“Erudite, eloquent, and entertaining, Pattison thrills both mystery enthusiasts and readers fascinated by, and concerned about, Tibet.” Booklist (Starred Review)
“Salted with wonderfully effective set pieces.” Kirkus Reviews
The opening of Pattison's intricate fourth book (after 2002's Bone Mountain) finds Shan, his disgraced Chinese police inspector, still living among the outcast monks in the mountains of Tibet, where the people are torn between wanting to observe their ancient religious ways and fearing the wrath of their Chinese occupiers if they do. Gradually, objects from the modern outside world begin to intrude: a gambling chip from a casino in Reno, Nev., found at a murder scene; a set of Staffordshire teacups lovingly preserved by an old Tibetan woman, who also owns a global positioning indicator. Though he's been deliberately avoiding civilization since his release from prison the year before, Shan ends up traveling to his native Beijing and finally to Seattle, ostensibly to help solve a murder mystery concerning Tibetan artworks, but really to settle a political squabble involving a veteran FBI agent, some powerful Chinese officials and an American software billionaire. The promise of a meeting with his long-lost son, now also an imprisoned criminal, raises the emotional ante. Pattison, who persuades us on every page that he knows the culture he writes about, has a tendency to explore in excruciating detail every possible twist and turn of his complex story. It may make for increased authenticity, but it also adds too many pages to a book that cries out for more economy. Agent, Natasha Kern. (Apr. 16) FYI: The first book in the series, Skull Mantra (1999), won an Edgar for Best First Novel. Copyright 2004 Reed Business Information.
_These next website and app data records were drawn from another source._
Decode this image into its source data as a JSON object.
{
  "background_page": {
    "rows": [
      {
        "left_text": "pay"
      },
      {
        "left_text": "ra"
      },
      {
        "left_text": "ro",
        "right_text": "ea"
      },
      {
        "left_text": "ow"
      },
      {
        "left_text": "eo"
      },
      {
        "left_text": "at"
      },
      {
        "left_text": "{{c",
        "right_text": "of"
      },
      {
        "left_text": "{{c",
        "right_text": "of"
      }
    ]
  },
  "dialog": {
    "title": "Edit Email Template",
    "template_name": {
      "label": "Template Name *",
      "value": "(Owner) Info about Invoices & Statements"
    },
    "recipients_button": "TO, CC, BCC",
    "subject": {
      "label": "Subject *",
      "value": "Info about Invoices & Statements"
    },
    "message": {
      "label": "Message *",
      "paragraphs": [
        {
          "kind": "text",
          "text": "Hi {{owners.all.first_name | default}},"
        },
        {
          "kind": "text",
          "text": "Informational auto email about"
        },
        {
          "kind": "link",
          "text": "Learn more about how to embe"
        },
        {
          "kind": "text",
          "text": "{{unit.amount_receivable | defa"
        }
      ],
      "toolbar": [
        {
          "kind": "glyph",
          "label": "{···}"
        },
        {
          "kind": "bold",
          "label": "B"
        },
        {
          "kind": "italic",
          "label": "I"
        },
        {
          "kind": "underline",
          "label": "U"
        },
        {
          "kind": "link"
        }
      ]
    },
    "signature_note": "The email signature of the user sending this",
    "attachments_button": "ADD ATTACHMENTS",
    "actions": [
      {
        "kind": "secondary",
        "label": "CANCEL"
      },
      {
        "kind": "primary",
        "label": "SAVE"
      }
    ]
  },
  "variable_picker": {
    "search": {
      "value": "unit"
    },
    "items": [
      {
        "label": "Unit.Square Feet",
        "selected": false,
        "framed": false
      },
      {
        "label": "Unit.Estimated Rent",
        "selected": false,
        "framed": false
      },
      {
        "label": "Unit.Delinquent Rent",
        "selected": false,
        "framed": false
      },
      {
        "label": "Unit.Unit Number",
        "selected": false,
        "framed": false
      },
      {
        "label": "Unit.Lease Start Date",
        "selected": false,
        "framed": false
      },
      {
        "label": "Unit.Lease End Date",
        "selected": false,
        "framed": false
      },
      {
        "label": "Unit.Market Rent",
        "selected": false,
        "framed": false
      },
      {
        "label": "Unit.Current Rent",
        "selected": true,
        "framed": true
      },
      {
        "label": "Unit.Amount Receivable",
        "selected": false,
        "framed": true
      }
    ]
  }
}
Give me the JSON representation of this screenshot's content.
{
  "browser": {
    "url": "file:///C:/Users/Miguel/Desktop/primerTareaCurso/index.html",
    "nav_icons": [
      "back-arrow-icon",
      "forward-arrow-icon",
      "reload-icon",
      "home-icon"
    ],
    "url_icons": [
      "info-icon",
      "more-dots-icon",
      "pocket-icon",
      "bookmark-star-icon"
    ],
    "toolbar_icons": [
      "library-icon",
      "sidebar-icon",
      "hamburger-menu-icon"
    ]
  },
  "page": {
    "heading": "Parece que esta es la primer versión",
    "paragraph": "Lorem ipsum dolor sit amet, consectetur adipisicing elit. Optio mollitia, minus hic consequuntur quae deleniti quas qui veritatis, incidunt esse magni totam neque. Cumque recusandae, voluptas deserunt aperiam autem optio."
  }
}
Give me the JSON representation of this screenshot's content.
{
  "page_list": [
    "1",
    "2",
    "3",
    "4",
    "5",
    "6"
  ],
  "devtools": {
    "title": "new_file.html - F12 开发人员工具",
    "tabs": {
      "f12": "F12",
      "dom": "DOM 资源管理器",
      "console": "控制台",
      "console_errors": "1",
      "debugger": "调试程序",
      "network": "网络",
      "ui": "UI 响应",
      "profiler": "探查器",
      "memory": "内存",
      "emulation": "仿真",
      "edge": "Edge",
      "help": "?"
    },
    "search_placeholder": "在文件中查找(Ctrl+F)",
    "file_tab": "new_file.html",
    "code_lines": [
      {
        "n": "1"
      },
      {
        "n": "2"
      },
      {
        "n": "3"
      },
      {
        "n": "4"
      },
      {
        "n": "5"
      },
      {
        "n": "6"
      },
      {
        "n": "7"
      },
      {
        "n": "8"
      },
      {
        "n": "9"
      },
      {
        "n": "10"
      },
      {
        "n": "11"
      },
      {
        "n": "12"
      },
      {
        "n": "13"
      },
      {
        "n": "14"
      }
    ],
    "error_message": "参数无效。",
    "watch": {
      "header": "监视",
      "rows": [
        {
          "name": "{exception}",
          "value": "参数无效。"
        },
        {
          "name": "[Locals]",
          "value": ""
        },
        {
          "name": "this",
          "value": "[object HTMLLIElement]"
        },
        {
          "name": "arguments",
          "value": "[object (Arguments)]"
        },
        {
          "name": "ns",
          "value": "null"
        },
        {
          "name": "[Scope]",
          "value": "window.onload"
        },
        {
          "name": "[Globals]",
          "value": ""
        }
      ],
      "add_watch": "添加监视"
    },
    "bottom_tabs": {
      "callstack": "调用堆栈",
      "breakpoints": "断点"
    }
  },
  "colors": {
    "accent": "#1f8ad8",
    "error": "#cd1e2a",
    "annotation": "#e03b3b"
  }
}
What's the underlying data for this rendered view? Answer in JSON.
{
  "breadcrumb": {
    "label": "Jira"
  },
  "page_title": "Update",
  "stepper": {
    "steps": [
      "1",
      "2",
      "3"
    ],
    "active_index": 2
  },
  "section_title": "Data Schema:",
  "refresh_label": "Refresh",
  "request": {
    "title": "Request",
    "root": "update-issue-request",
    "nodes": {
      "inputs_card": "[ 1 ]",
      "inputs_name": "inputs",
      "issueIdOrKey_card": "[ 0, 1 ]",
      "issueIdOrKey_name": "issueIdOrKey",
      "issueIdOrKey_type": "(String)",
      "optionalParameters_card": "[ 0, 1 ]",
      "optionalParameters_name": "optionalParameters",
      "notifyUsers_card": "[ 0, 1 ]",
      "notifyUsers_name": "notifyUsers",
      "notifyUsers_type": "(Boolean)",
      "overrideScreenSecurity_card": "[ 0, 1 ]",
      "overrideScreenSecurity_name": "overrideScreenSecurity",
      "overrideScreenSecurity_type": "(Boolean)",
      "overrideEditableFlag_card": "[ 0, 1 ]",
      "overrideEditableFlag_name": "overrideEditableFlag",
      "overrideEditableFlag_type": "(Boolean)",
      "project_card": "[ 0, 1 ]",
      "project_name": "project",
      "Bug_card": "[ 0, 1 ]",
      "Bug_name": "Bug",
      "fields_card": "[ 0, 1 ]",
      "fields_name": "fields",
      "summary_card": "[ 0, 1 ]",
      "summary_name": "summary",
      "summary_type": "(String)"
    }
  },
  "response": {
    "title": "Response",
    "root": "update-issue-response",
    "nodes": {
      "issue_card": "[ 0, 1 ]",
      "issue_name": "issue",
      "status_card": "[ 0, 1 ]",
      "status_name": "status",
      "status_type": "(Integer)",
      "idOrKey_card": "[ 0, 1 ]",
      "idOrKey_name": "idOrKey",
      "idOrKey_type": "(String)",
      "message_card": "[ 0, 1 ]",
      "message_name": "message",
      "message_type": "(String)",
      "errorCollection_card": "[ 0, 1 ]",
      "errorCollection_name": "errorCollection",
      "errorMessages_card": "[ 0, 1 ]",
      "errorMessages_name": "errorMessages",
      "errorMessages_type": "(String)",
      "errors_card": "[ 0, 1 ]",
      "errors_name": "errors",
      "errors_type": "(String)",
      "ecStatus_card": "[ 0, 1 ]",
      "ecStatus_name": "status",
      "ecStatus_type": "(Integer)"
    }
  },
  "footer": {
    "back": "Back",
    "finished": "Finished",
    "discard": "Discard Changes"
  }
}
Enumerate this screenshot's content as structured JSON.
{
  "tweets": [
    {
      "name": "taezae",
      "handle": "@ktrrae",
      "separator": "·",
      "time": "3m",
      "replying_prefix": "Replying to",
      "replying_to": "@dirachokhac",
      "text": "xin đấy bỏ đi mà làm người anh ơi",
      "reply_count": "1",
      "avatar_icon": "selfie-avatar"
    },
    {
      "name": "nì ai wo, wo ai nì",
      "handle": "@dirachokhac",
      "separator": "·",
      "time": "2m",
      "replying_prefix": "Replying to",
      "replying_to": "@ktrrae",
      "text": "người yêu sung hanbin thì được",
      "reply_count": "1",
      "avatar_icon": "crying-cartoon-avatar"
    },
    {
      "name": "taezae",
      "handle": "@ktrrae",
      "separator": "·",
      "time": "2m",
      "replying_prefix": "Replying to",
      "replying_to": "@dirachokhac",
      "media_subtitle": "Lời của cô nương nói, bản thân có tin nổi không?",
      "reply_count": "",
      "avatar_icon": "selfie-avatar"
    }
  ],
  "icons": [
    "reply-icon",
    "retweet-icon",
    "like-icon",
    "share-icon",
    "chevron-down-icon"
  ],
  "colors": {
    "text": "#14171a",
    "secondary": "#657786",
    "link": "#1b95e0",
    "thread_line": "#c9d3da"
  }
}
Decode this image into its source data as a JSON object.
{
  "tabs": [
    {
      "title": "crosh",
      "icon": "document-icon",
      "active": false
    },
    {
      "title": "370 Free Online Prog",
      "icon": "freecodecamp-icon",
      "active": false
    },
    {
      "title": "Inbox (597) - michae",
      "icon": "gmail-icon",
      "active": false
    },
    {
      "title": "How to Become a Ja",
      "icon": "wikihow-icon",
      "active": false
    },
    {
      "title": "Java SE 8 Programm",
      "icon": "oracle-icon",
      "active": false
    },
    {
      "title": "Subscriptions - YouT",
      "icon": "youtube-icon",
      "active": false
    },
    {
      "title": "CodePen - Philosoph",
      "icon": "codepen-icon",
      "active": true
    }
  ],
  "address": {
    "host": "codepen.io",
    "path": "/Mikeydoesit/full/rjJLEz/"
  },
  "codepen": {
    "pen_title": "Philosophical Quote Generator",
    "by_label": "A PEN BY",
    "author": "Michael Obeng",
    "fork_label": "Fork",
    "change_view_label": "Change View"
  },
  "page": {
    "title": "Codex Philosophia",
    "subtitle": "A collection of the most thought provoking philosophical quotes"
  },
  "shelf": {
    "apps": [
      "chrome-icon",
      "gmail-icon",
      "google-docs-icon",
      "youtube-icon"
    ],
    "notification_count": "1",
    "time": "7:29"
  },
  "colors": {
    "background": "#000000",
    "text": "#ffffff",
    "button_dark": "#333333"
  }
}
Disgraced and replaced, former Beijing Public Security Investigator Shan Tao Yan (Bone Mountain, 2002, etc.) remains the nonpareil cop, even to his enemies. Whenever wily party boss Colonel Tan feels embattled, he plays his Shan card, calling on a super-sleuth whose detecting trademark-brilliant deductions more often metaphysical than physical-make him an anti-Holmes. This fourth time out, the complex case involves a vulture-like force poised to descend on Tibet. Tan wants no such invasion, and since Shan doesn't either, the two achieve a rare accord. So Shan, paroled from a work camp, tilts with FBI secret agendas and opportunistic Chinese officialdom in an effort to solve a murder in a remote Tibetan monastery, which is connected to the murder of a young American nanny, which is connected to the attempt to lift long-hidden Tibetan art treasures from remote mountain caves, which is connected in turn to the kind of political chicanery that gives Colonel Tan night sweats. It all takes on an entirely different and unpredictable coloration for Shan when his son appears. Ko is apparently a sociopathic 19-year-old who reveres the father he's been taught to think of as an arch-criminal. Ironically and poignantly, the inescapable truth about Shan, his essential decency, diminishes him in Ko's eyes. What's a loving father to do? Salted with wonderfully effective set pieces, but traveling the distances between them is no picnic.